  1. Strawberries (WORST)
  2. Apples
  3. Nectarines
  4. Peaches
  5. Celery
  6. Grapes
  7. Cherries
  8. Spinach
  9. Tomatoes
  10. Sweet bell peppers
  11. Cherry tomatoes
  12. Cucumbers
  13. Snap peas – imported
  14. Blueberries – domestic
  15. Potatoes
  16. Hot peppers
  17. Lettuce
  18. Kale / collard greens
  19. Blueberries – imported
  20. Green beans
  21. Plums
  22. Pears
  23. Raspberries
  24. Carrots
  25. Winter squash
  26. Tangerines
  27. Summer squash*
  28. Snap peas – domestic
  29. Green onions
  30. Bananas
  31. Oranges
  32. Watermelon
  33. Broccoli
  34. Sweet potatoes
  35. Mushrooms

When to Buy Conventional

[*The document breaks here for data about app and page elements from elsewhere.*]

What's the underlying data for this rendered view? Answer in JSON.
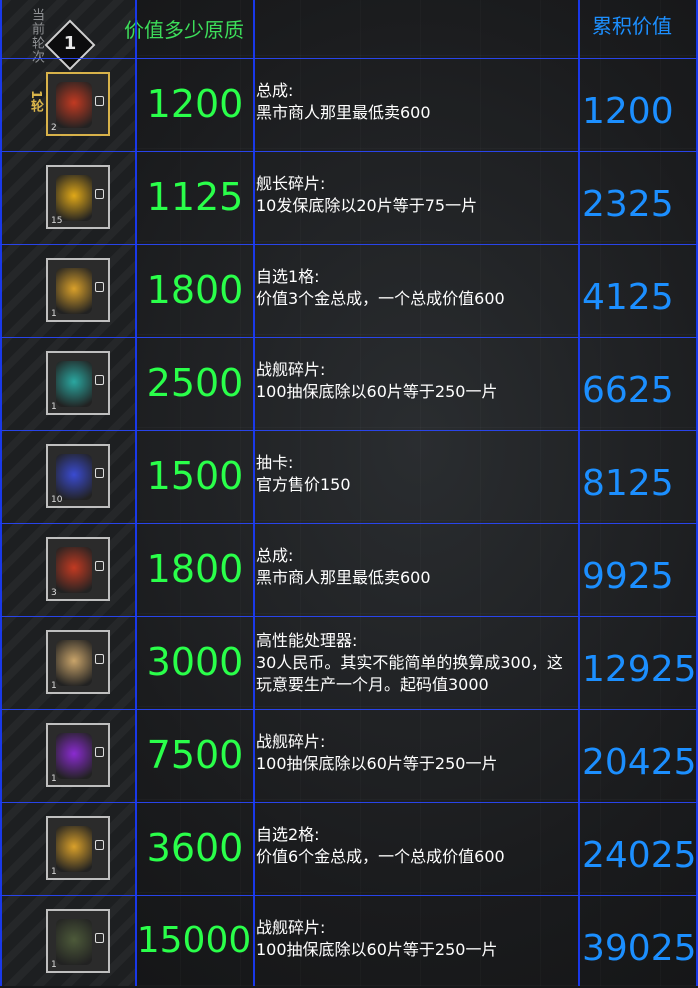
{
  "header": {
    "round_label": "当前轮次",
    "round_number": "1",
    "round_tag": "1轮",
    "value_col": "价值多少原质",
    "cumulative_col": "累积价值"
  },
  "rows": [
    {
      "value": "1200",
      "title": "总成:",
      "note": "黑市商人那里最低卖600",
      "cumulative": "1200",
      "qty": "2",
      "icon": "red-core-icon",
      "colors": {
        "art": "#c23a22",
        "border": "gold"
      }
    },
    {
      "value": "1125",
      "title": "舰长碎片:",
      "note": "10发保底除以20片等于75一片",
      "cumulative": "2325",
      "qty": "15",
      "icon": "gold-crystal-icon",
      "colors": {
        "art": "#e0a818",
        "border": "silver"
      }
    },
    {
      "value": "1800",
      "title": "自选1格:",
      "note": "价值3个金总成，一个总成价值600",
      "cumulative": "4125",
      "qty": "1",
      "icon": "gold-core-icon",
      "colors": {
        "art": "#d9a02a",
        "border": "silver"
      }
    },
    {
      "value": "2500",
      "title": "战舰碎片:",
      "note": "100抽保底除以60片等于250一片",
      "cumulative": "6625",
      "qty": "1",
      "icon": "teal-core-icon",
      "colors": {
        "art": "#2aa7a0",
        "border": "silver"
      }
    },
    {
      "value": "1500",
      "title": "抽卡:",
      "note": "官方售价150",
      "cumulative": "8125",
      "qty": "10",
      "icon": "blue-card-icon",
      "colors": {
        "art": "#3a4bd1",
        "border": "silver"
      }
    },
    {
      "value": "1800",
      "title": "总成:",
      "note": "黑市商人那里最低卖600",
      "cumulative": "9925",
      "qty": "3",
      "icon": "red-core-icon",
      "colors": {
        "art": "#c23a22",
        "border": "silver"
      }
    },
    {
      "value": "3000",
      "title": "高性能处理器:",
      "note": "30人民币。其实不能简单的换算成300，这玩意要生产一个月。起码值3000",
      "cumulative": "12925",
      "qty": "1",
      "icon": "processor-icon",
      "colors": {
        "art": "#c9a46a",
        "border": "silver"
      }
    },
    {
      "value": "7500",
      "title": "战舰碎片:",
      "note": "100抽保底除以60片等于250一片",
      "cumulative": "20425",
      "qty": "1",
      "icon": "purple-core-icon",
      "colors": {
        "art": "#8a2bd0",
        "border": "silver"
      }
    },
    {
      "value": "3600",
      "title": "自选2格:",
      "note": "价值6个金总成，一个总成价值600",
      "cumulative": "24025",
      "qty": "1",
      "icon": "gold-core-icon",
      "colors": {
        "art": "#d9a02a",
        "border": "silver"
      }
    },
    {
      "value": "15000",
      "title": "战舰碎片:",
      "note": "100抽保底除以60片等于250一片",
      "cumulative": "39025",
      "qty": "1",
      "icon": "dark-core-icon",
      "colors": {
        "art": "#4d5a3a",
        "border": "silver"
      }
    }
  ]
}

Non-organic onions have the least pesticide residues
Conventional onions have the least pesticide residues

When buying less expensive conventionally-farmed produce, shop for the least contaminated fruits and vegetables known as EWG’s “Clean Fifteen”:

  1. Avocados (BEST)
  2. Sweet corn* 
  3. Pineapples 
  4. Cabbage
  5. Sweet peas (frozen)
  6. Onions
  7. Asparagus
  8. Mangos
  9. Papayas*
  10. Kiwi
  11. Eggplant
  12. Honeydew melon
  13. Grapefruit
  14. Cantaloupe
  15. Cauliflower

*Per the EWG: A small amount of sweet corn, papaya and summer squash sold in the U.S. is produced from genetically engineered (GE) feedstock. If you want to avoid GE produce, buy organic varieties of these crops.

Apple c heart symbol_40x54Fit Tip: Maximize living well while minimizing the cost.  If possible, shop at your neighborhood Farmers’ Market where produce is freshly picked (most nutritious) and you can ask local growers how their fruits and vegetables are farmed.  Eat a diet that includes a wide variety of fruits and vegetables and clean all produce thoroughly.

3 thoughts on “When Organic Produce Pays Off

What do you think?

Fill in your details below or click an icon to log in:

WordPress.com Logo

You are commenting using your WordPress.com account. Log Out /  Change )

Google photo

You are commenting using your Google account. Log Out /  Change )

Twitter picture

You are commenting using your Twitter account. Log Out /  Change )

Facebook photo

You are commenting using your Facebook account. Log Out /  Change )

Connecting to %s

This site uses Akismet to reduce spam. Learn how your comment data is processed.